As my colleague Matthew Weller pointed out here, the RBNZ said it was looking into ways to tighten rules around lending for residential property investors by targeting rental properties. The bank is looking at making property investment a class of its own, as opposed to the current regime that doesn’t differentiate between owner-occupiers and rental properties.
Also, the definition of ‘investor’ appears to be under scrutiny, with the RBNZ dumping the prior criteria that defines an investor as those that own five houses or more. The new definition is unclear, but it’s likely to encompass many more people than the current criteria, thereby multiplying the effect of any restrictions on residential property investment.
Why is this bad news for the kiwi?
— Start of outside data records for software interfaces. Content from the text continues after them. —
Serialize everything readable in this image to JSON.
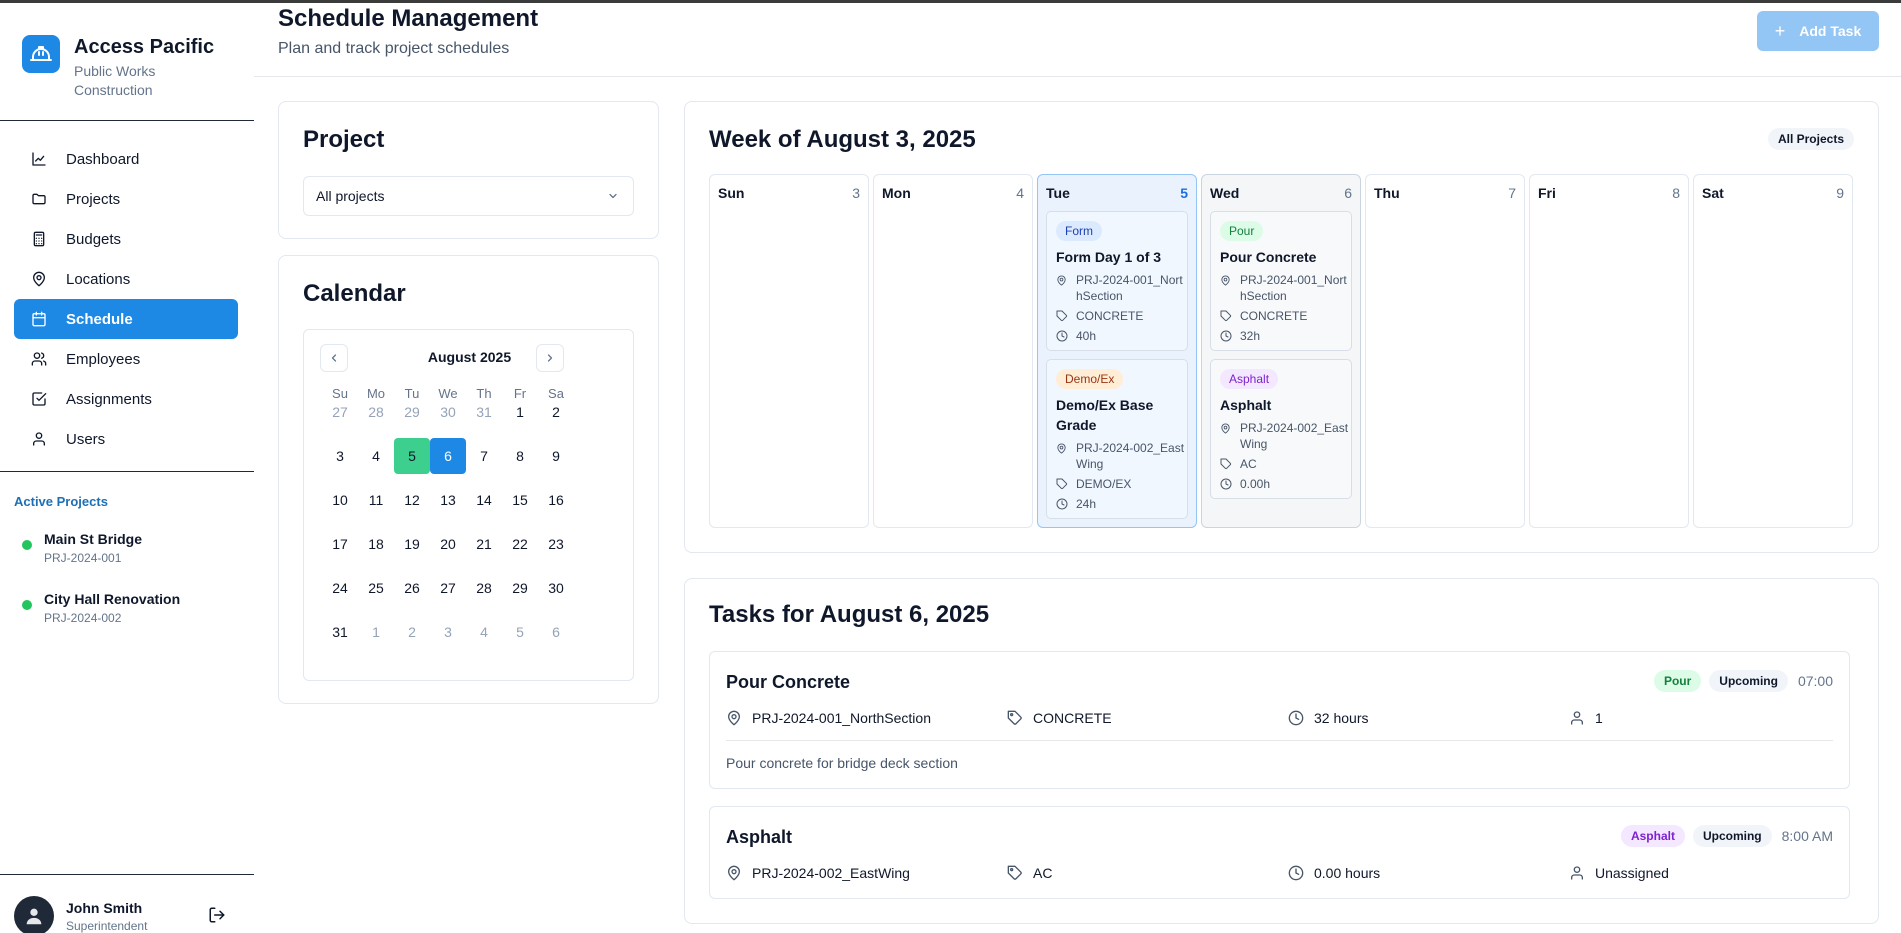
{
  "app": {
    "name": "Access Pacific",
    "subtitle": "Public Works Construction"
  },
  "nav": [
    {
      "label": "Dashboard",
      "icon": "chart-line-icon"
    },
    {
      "label": "Projects",
      "icon": "folder-icon"
    },
    {
      "label": "Budgets",
      "icon": "calculator-icon"
    },
    {
      "label": "Locations",
      "icon": "map-pin-icon"
    },
    {
      "label": "Schedule",
      "icon": "calendar-icon",
      "active": true
    },
    {
      "label": "Employees",
      "icon": "users-icon"
    },
    {
      "label": "Assignments",
      "icon": "check-square-icon"
    },
    {
      "label": "Users",
      "icon": "user-icon"
    }
  ],
  "active_projects": {
    "title": "Active Projects",
    "items": [
      {
        "name": "Main St Bridge",
        "code": "PRJ-2024-001"
      },
      {
        "name": "City Hall Renovation",
        "code": "PRJ-2024-002"
      }
    ]
  },
  "user": {
    "name": "John Smith",
    "role": "Superintendent"
  },
  "header": {
    "title": "Schedule Management",
    "subtitle": "Plan and track project schedules",
    "add_task": "Add Task"
  },
  "project_card": {
    "title": "Project",
    "select_value": "All projects"
  },
  "calendar_card": {
    "title": "Calendar",
    "month": "August 2025",
    "dow": [
      "Su",
      "Mo",
      "Tu",
      "We",
      "Th",
      "Fr",
      "Sa"
    ],
    "weeks": [
      [
        "27",
        "28",
        "29",
        "30",
        "31",
        "1",
        "2"
      ],
      [
        "3",
        "4",
        "5",
        "6",
        "7",
        "8",
        "9"
      ],
      [
        "10",
        "11",
        "12",
        "13",
        "14",
        "15",
        "16"
      ],
      [
        "17",
        "18",
        "19",
        "20",
        "21",
        "22",
        "23"
      ],
      [
        "24",
        "25",
        "26",
        "27",
        "28",
        "29",
        "30"
      ],
      [
        "31",
        "1",
        "2",
        "3",
        "4",
        "5",
        "6"
      ]
    ],
    "today": "5",
    "selected": "6"
  },
  "week": {
    "title": "Week of August 3, 2025",
    "filter": "All Projects",
    "days": [
      {
        "name": "Sun",
        "num": "3"
      },
      {
        "name": "Mon",
        "num": "4"
      },
      {
        "name": "Tue",
        "num": "5"
      },
      {
        "name": "Wed",
        "num": "6"
      },
      {
        "name": "Thu",
        "num": "7"
      },
      {
        "name": "Fri",
        "num": "8"
      },
      {
        "name": "Sat",
        "num": "9"
      }
    ],
    "events": {
      "tue": [
        {
          "tag": "Form",
          "title": "Form Day 1 of 3",
          "location": "PRJ-2024-001_NorthSection",
          "code": "CONCRETE",
          "hours": "40h"
        },
        {
          "tag": "Demo/Ex",
          "title": "Demo/Ex Base Grade",
          "location": "PRJ-2024-002_EastWing",
          "code": "DEMO/EX",
          "hours": "24h"
        }
      ],
      "wed": [
        {
          "tag": "Pour",
          "title": "Pour Concrete",
          "location": "PRJ-2024-001_NorthSection",
          "code": "CONCRETE",
          "hours": "32h"
        },
        {
          "tag": "Asphalt",
          "title": "Asphalt",
          "location": "PRJ-2024-002_EastWing",
          "code": "AC",
          "hours": "0.00h"
        }
      ]
    }
  },
  "tasks": {
    "title": "Tasks for August 6, 2025",
    "items": [
      {
        "name": "Pour Concrete",
        "tag": "Pour",
        "status": "Upcoming",
        "time": "07:00",
        "location": "PRJ-2024-001_NorthSection",
        "code": "CONCRETE",
        "hours": "32 hours",
        "assigned": "1",
        "description": "Pour concrete for bridge deck section"
      },
      {
        "name": "Asphalt",
        "tag": "Asphalt",
        "status": "Upcoming",
        "time": "8:00 AM",
        "location": "PRJ-2024-002_EastWing",
        "code": "AC",
        "hours": "0.00 hours",
        "assigned": "Unassigned"
      }
    ]
  },
  "colors": {
    "primary": "#1e88e5",
    "today": "#3ccf8e",
    "active_dot": "#22c55e"
  }
}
Inflation pressures are fairly lacklustre in NZ, except for house price inflation. Upward pressure on house prices was a, if not the, main reason for the RBNZ’s decision to increase the official cash rate by 100 basis points last year (from 2.5% to 3.5%). Once this threat is removed, the RBNZ can focus more on supporting the broader economy. This doesn’t necessarily mean the bank will cut the OCR, but it makes it far more likely that interest rates will remain at their present low levels for an extended period of time.
The idea that the RBNZ will remain on hold for longer, or even cut interest rates if NZ inflation outlook worsens further, removes a major fundamental support for the NZ dollar. This was evident by a massive sell-off in the commodity currency in the last 24 hours. A collapse which brought NZDUSD around 140 pips lower at its lowest point.
NZDJPY’s hard-won rally is being undone
After breaking through a key resistance zone around 90.00 late last month, NZDJPY was able to quickly push above 91.00. However, the collapse of the kiwi has pushed the pair back to a sticky zone around 90.00. A sustained break here may see the sell-off continue towards the pair’s 200-day SMA. If NZDJPY can regain its footing, we will be eyeing a resistance zone around 91.15.